These stained glass amulets are disruptive to orthodoxies of fashion. They are gaudy, gritty and tarnished avoiding the dainty feebleness and decadent preciousness of most jewelry; they are made with strange detritus: ashes, broken mirrors and smashed teacups; they confound the traditional religiosity of stained glass with occultism and irreverence. Through wearability they transform the art experience into something intimate and mobile.
“...space does not exist for intimate objects.” Robert Morris, Notes on Sculpture
The Mabbot street entrance of nighttown, before which stretches an uncobbled transiding set with skeleton tracks, red and green will-o'-the-wisps and danger signals. Rows of flimsy houses with gaping doors. Rare lamps with faint rainbow fans. Round Rabaiotti's halted ice gondola stunted men and women squabble. They grab wafers between which are wedged lumps of coal and copper snow. Sucking, they scatter slowly.
Odd! Molly drawing on the frosted carriagepane at Kingstown. What's that like? (Gaudy dollwomen loll in the lighted doorways, in window embrasures, smoking birdseye cigarettes.

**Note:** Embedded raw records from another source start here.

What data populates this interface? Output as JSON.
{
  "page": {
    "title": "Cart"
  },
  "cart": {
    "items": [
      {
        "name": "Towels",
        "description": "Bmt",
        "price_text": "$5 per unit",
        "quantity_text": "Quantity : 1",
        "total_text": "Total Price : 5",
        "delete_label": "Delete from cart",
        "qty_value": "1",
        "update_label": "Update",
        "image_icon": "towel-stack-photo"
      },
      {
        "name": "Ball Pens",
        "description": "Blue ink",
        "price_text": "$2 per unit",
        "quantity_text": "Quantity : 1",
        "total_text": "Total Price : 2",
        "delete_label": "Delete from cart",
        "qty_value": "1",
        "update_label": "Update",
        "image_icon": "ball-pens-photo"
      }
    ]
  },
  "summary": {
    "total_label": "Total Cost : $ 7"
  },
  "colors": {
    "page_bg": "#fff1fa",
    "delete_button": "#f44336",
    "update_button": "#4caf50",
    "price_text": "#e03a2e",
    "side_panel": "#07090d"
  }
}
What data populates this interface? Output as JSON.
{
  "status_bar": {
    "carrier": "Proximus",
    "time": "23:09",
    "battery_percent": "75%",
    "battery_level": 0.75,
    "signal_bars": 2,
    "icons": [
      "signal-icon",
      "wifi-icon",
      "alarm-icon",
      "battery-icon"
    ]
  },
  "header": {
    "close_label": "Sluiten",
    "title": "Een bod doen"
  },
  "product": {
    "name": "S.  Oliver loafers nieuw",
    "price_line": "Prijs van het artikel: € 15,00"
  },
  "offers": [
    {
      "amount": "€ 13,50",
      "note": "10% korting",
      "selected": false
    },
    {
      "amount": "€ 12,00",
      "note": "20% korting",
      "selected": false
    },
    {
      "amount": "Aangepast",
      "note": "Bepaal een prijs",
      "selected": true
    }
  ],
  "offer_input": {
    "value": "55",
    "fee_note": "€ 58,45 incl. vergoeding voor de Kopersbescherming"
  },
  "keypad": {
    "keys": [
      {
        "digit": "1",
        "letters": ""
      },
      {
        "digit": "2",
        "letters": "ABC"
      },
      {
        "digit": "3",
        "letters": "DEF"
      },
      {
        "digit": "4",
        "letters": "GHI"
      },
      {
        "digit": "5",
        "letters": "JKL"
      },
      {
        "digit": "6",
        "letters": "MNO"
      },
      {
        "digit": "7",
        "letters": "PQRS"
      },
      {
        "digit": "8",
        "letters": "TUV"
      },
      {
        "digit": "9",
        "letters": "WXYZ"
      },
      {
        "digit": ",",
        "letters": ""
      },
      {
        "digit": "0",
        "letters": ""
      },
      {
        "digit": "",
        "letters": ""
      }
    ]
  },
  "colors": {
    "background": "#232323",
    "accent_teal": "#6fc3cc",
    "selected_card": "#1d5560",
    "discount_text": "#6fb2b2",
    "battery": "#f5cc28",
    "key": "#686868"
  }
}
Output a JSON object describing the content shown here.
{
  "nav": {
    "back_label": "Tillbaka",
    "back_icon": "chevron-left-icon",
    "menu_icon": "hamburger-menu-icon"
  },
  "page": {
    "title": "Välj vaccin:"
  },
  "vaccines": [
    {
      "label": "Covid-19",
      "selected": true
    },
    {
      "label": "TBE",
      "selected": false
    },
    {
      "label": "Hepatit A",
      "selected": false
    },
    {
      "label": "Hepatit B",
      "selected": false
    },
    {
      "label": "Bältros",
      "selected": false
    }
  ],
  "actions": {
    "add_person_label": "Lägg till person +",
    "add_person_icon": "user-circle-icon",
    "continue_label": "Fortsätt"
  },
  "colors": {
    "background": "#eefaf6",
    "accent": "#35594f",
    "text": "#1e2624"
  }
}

The odour of the sicksweet weed floats towards him in slow round ovalling wreaths.)
James Joyce, 'Ulysses'